Entries taken from a collection:
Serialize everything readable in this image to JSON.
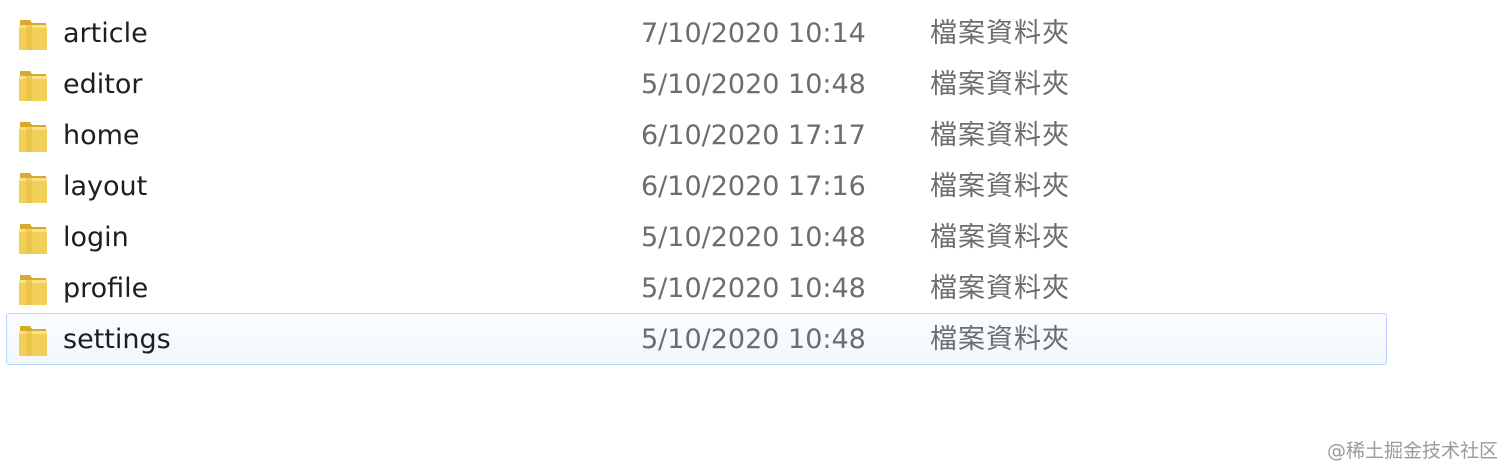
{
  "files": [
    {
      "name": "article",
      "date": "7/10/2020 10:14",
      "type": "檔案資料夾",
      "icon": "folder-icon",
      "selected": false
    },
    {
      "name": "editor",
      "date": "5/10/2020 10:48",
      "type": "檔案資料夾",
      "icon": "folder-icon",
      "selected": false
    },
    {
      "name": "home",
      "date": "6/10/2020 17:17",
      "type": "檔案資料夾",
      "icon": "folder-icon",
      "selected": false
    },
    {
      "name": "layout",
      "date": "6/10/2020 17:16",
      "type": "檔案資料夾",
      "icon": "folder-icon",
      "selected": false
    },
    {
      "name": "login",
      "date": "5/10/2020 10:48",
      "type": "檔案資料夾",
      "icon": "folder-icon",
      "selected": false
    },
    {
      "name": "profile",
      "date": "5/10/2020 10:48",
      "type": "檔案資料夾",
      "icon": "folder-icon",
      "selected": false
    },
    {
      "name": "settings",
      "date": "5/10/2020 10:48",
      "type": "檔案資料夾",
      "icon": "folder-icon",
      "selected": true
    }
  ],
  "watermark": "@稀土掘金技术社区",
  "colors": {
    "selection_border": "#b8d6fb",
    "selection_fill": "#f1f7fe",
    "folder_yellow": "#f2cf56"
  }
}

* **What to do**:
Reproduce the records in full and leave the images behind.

* **Task output**:
Serialize everything readable in this image to JSON.
{
  "files": [
    {
      "name": "article",
      "date": "7/10/2020 10:14",
      "type": "檔案資料夾",
      "icon": "folder-icon",
      "selected": false
    },
    {
      "name": "editor",
      "date": "5/10/2020 10:48",
      "type": "檔案資料夾",
      "icon": "folder-icon",
      "selected": false
    },
    {
      "name": "home",
      "date": "6/10/2020 17:17",
      "type": "檔案資料夾",
      "icon": "folder-icon",
      "selected": false
    },
    {
      "name": "layout",
      "date": "6/10/2020 17:16",
      "type": "檔案資料夾",
      "icon": "folder-icon",
      "selected": false
    },
    {
      "name": "login",
      "date": "5/10/2020 10:48",
      "type": "檔案資料夾",
      "icon": "folder-icon",
      "selected": false
    },
    {
      "name": "profile",
      "date": "5/10/2020 10:48",
      "type": "檔案資料夾",
      "icon": "folder-icon",
      "selected": false
    },
    {
      "name": "settings",
      "date": "5/10/2020 10:48",
      "type": "檔案資料夾",
      "icon": "folder-icon",
      "selected": true
    }
  ],
  "watermark": "@稀土掘金技术社区",
  "colors": {
    "selection_border": "#b8d6fb",
    "selection_fill": "#f1f7fe",
    "folder_yellow": "#f2cf56"
  }
}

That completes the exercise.